◆ **Task prompt**
Would you copy every line of the listing below that includes the word "subject"?

◆ **Data in this exercise**
--- START ---

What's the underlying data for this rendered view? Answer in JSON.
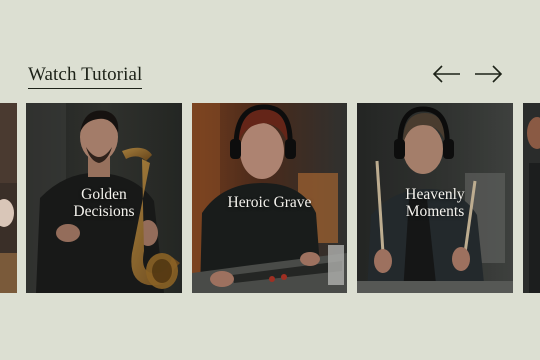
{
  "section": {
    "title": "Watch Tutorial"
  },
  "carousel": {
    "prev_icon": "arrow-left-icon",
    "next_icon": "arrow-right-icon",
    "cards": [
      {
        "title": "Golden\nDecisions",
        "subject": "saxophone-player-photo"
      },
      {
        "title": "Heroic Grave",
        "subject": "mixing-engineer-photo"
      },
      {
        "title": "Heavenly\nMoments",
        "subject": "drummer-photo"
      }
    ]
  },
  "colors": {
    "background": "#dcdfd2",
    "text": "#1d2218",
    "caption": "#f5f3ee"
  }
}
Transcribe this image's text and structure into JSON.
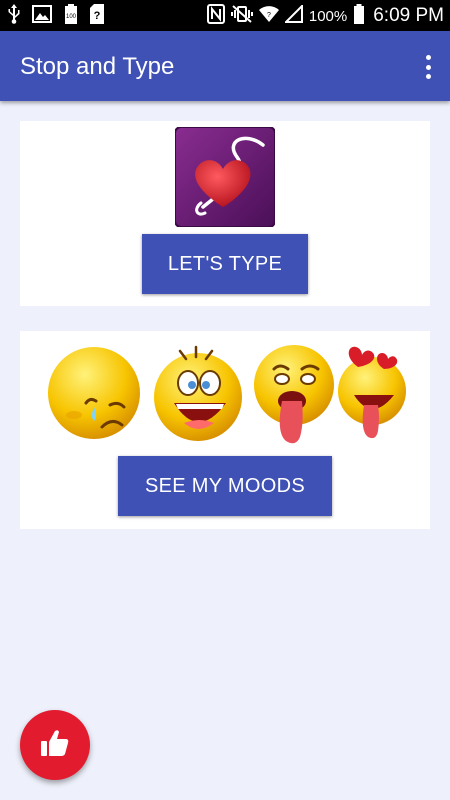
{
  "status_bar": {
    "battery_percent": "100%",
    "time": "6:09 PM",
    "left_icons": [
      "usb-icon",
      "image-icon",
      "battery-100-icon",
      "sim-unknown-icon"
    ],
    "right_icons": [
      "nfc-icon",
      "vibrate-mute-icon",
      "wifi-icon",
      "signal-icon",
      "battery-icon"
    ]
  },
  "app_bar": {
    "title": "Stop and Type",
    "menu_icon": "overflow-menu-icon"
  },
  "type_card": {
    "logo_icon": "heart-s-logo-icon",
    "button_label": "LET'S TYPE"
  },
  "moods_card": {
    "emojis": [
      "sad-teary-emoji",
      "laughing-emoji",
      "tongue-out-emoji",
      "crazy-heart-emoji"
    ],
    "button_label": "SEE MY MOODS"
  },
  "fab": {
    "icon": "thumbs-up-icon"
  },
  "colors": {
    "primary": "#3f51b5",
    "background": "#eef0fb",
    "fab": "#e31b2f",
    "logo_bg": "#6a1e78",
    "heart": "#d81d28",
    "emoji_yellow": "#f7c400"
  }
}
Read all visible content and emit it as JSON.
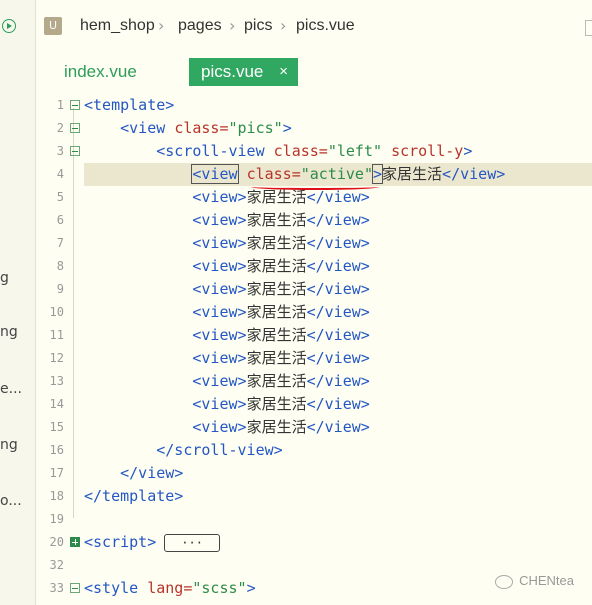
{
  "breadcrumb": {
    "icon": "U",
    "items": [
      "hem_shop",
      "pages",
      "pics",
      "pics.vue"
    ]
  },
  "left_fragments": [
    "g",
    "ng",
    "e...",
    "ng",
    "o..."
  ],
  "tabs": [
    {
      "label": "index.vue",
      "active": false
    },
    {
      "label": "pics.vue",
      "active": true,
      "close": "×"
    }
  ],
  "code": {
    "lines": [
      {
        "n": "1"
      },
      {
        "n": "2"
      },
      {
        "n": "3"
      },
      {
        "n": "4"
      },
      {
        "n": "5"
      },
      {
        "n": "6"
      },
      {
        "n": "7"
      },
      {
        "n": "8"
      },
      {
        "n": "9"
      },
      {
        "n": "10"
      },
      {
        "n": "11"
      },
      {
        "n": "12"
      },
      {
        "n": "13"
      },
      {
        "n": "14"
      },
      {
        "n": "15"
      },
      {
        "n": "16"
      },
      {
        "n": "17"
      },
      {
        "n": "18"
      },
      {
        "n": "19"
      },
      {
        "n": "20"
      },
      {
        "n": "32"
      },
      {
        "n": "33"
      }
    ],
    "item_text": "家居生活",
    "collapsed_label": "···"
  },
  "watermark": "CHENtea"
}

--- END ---
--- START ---

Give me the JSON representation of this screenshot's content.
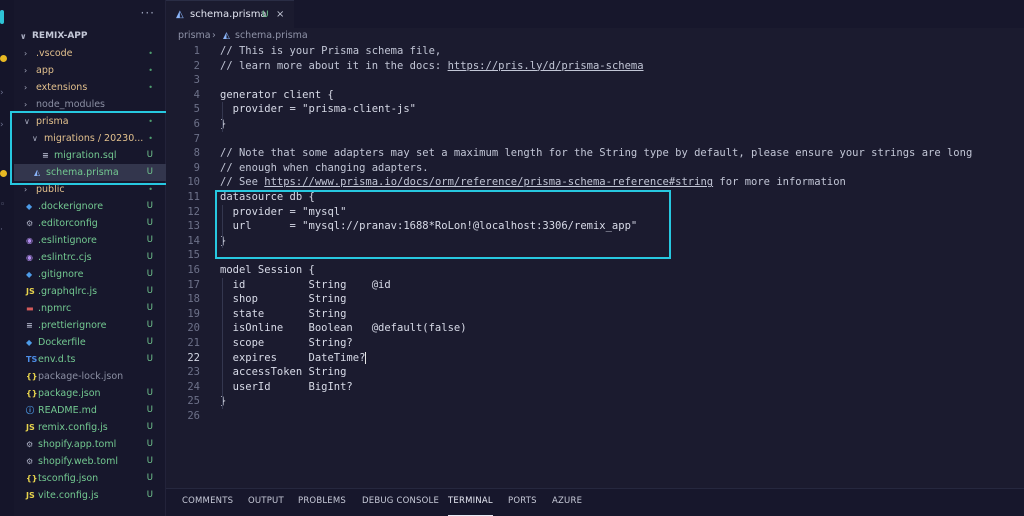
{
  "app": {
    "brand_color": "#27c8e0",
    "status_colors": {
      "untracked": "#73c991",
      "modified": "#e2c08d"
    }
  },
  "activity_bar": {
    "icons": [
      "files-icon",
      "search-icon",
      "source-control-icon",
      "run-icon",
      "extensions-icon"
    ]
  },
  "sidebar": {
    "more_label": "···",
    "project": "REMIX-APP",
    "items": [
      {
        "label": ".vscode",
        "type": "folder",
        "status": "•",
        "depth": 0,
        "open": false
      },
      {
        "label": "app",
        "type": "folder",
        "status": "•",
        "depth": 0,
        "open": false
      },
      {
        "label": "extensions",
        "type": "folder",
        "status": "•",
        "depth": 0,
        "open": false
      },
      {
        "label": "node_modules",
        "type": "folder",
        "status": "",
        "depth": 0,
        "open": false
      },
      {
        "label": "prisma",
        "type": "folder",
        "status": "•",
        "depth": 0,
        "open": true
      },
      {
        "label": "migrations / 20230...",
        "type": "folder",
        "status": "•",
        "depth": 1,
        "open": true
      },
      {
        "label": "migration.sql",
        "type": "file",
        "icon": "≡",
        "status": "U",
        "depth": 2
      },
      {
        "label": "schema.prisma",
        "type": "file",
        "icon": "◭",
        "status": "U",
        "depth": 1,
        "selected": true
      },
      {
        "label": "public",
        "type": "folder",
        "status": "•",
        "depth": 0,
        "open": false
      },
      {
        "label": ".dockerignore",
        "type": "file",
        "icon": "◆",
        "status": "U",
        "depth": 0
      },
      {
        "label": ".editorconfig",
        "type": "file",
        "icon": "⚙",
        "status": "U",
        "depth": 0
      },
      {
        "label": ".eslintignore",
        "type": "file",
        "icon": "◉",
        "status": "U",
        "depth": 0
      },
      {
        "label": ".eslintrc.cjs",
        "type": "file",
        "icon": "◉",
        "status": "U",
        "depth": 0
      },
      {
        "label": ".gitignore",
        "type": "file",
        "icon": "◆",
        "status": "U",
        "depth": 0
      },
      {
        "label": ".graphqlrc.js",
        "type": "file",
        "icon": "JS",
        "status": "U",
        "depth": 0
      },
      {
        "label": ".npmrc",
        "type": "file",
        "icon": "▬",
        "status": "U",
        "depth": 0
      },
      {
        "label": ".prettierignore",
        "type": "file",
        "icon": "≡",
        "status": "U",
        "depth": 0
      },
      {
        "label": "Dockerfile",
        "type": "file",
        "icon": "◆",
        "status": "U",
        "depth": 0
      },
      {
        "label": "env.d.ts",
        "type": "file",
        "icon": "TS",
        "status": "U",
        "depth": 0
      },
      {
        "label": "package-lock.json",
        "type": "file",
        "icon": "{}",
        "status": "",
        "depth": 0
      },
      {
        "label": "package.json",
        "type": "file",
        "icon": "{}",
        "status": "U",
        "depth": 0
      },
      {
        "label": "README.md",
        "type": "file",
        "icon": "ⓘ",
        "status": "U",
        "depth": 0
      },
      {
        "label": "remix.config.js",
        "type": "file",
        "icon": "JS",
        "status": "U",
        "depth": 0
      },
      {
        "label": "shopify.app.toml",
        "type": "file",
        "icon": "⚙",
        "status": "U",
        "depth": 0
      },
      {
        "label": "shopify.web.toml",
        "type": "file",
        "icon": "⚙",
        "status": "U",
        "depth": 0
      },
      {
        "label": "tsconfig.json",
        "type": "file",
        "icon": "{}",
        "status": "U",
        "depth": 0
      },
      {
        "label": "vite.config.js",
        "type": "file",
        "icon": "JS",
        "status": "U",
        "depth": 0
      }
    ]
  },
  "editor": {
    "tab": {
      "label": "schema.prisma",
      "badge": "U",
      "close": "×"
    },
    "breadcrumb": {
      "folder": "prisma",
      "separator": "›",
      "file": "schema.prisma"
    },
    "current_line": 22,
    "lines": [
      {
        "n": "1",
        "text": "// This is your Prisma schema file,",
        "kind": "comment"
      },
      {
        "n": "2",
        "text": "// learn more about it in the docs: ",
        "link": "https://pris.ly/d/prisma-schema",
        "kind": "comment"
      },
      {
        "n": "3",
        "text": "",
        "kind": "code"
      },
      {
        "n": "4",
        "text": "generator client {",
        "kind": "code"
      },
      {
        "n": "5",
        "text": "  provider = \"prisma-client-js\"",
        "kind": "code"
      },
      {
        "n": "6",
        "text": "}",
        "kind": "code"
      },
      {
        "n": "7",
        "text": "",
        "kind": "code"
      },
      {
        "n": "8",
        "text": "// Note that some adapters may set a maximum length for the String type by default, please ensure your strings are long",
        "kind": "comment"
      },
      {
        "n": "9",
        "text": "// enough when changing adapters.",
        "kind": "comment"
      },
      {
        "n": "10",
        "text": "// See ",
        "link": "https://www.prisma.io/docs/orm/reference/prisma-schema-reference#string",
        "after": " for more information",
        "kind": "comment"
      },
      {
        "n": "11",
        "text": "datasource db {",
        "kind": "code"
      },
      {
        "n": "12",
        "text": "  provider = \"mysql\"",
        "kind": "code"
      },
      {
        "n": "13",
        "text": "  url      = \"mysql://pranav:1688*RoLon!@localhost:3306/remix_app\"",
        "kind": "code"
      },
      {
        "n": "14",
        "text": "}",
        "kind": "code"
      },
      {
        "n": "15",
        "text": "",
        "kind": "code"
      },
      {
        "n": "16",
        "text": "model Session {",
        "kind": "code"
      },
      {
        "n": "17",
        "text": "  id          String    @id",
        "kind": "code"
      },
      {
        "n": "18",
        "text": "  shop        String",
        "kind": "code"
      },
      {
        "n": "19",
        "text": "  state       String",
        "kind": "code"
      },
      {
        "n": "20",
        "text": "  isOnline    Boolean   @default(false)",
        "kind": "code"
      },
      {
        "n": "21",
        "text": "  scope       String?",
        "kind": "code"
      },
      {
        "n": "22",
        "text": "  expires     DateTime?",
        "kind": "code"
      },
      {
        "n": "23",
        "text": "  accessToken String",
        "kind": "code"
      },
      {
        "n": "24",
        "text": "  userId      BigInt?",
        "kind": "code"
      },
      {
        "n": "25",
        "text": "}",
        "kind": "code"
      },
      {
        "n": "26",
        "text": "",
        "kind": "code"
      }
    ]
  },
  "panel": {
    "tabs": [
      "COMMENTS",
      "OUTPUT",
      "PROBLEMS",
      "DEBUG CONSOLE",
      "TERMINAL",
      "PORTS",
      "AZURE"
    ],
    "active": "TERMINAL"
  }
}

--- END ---

◆ **Response for this exercise**
        "subject": "saxophone-player-photo"
        "subject": "mixing-engineer-photo"
        "subject": "drummer-photo"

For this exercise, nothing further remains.